[Prompt] Where does "inbox" appear in the data? Return each line that holds it.
*** Opening of Data supplied ***
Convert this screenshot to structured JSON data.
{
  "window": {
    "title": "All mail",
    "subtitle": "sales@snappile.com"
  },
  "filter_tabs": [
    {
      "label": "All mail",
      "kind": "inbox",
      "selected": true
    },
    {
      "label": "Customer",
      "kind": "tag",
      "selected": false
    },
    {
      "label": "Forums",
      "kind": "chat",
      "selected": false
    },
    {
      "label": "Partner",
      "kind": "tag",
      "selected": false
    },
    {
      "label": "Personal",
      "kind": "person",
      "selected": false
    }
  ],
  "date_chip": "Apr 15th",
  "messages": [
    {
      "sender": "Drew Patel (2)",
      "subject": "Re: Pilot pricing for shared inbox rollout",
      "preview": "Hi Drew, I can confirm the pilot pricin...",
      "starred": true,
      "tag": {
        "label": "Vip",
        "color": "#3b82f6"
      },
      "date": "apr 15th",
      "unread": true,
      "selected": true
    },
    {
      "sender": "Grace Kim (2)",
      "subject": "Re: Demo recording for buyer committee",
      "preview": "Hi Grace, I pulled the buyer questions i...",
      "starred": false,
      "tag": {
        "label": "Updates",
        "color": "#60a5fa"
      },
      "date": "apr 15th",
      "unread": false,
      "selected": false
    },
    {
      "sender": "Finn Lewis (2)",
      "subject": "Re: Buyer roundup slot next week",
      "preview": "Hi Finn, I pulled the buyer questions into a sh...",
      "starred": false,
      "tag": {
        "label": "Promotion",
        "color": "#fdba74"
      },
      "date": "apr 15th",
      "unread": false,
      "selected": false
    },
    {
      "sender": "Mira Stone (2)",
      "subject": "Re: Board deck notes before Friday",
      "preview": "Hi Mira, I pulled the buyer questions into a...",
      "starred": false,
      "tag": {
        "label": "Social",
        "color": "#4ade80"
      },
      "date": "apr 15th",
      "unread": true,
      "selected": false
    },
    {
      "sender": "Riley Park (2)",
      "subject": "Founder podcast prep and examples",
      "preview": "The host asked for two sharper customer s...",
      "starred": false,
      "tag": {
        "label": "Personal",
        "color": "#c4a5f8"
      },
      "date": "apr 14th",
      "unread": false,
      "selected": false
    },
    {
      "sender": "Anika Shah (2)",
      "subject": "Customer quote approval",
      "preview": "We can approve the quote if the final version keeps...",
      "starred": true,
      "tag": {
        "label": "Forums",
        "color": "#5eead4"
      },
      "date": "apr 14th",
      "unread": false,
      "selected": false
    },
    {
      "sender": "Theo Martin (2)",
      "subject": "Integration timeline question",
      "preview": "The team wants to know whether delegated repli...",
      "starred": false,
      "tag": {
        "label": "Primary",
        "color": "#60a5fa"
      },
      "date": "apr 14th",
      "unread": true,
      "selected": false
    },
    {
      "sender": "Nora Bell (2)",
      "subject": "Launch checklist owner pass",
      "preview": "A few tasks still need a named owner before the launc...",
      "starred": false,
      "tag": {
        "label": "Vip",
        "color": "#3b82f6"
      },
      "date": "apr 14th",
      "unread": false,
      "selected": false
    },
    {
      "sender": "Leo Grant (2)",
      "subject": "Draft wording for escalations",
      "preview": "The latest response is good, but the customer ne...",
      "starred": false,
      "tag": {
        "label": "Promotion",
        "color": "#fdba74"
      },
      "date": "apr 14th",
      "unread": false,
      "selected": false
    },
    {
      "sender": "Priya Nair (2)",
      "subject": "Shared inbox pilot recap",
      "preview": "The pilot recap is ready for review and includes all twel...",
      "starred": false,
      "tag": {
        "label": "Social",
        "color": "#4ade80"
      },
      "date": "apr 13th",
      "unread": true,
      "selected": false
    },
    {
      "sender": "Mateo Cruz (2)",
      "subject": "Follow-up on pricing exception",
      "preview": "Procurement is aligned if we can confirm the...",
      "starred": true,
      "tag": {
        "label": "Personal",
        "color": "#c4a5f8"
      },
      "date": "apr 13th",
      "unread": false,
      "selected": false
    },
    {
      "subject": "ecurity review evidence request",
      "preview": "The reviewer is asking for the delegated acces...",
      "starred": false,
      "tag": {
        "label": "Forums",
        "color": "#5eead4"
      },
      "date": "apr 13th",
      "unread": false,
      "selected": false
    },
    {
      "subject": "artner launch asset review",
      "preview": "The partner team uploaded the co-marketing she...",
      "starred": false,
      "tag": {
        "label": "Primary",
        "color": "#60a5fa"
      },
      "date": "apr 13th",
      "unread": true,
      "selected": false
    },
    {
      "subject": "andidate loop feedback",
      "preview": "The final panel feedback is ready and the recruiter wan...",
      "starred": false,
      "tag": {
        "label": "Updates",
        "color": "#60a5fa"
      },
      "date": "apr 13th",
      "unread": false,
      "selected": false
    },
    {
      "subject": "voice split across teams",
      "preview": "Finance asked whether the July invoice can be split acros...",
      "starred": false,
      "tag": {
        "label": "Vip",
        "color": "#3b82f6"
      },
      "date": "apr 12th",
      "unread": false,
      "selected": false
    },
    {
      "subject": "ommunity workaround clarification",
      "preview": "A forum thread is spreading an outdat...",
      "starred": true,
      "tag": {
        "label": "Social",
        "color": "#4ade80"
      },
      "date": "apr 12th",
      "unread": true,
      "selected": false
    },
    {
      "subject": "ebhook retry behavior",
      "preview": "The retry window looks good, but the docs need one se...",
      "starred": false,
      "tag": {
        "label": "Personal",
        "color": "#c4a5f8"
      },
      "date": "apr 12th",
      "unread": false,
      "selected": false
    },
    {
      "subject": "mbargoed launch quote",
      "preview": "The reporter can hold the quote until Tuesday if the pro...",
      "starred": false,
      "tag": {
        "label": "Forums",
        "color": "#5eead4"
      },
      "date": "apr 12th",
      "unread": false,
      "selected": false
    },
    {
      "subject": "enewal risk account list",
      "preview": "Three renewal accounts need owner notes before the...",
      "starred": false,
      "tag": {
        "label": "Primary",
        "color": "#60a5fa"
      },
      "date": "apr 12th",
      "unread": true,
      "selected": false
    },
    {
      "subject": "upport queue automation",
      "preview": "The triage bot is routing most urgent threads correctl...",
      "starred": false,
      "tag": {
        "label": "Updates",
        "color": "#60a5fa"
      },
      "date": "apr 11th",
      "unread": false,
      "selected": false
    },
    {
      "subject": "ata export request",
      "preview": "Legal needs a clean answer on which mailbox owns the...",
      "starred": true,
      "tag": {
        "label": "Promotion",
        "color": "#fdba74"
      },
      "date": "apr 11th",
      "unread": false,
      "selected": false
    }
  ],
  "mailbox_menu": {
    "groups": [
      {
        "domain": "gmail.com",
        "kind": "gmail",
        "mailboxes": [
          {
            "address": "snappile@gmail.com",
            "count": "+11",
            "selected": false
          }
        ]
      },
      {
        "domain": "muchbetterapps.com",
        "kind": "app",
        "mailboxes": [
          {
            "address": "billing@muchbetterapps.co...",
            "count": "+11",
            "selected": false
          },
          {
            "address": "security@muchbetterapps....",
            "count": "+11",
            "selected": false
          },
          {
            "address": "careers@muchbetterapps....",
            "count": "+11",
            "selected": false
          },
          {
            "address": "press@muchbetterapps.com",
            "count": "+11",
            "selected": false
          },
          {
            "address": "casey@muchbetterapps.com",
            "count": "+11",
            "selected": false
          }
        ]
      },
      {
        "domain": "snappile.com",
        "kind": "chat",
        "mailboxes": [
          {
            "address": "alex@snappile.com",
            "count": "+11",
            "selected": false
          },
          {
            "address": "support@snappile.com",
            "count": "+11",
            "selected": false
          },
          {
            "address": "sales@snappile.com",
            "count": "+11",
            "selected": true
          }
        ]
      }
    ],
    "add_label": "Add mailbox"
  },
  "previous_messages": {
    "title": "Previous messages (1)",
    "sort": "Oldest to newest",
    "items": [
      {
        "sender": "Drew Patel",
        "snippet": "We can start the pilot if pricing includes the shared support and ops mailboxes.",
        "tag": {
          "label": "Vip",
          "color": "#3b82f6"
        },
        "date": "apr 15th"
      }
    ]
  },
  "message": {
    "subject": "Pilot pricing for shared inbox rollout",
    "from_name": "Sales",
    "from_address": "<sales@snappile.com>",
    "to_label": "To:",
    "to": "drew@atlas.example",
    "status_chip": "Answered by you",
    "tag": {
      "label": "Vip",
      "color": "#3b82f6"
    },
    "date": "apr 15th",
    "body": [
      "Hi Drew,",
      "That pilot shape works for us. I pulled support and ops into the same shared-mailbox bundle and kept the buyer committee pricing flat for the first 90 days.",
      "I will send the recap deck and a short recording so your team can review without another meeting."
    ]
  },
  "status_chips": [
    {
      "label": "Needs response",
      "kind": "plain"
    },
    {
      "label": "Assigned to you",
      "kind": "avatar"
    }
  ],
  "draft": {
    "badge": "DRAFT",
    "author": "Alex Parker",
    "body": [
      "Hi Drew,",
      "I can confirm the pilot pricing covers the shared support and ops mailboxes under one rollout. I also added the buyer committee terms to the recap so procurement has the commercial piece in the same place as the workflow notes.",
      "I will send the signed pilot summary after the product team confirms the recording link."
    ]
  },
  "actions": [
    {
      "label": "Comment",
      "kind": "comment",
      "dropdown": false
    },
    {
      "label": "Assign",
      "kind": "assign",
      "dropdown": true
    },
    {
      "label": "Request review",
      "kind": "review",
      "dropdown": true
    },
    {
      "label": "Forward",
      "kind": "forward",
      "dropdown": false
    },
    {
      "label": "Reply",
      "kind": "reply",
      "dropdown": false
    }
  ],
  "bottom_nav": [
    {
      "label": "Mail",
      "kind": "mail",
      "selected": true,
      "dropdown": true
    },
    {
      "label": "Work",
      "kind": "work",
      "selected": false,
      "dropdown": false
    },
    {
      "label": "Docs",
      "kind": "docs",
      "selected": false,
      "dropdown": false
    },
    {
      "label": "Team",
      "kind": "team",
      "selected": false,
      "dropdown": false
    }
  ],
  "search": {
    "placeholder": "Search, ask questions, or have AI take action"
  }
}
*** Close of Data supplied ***
[Answer space]
      "kind": "inbox",
      "subject": "Re: Pilot pricing for shared inbox rollout",
      "subject": "Shared inbox pilot recap",
    "subject": "Pilot pricing for shared inbox rollout",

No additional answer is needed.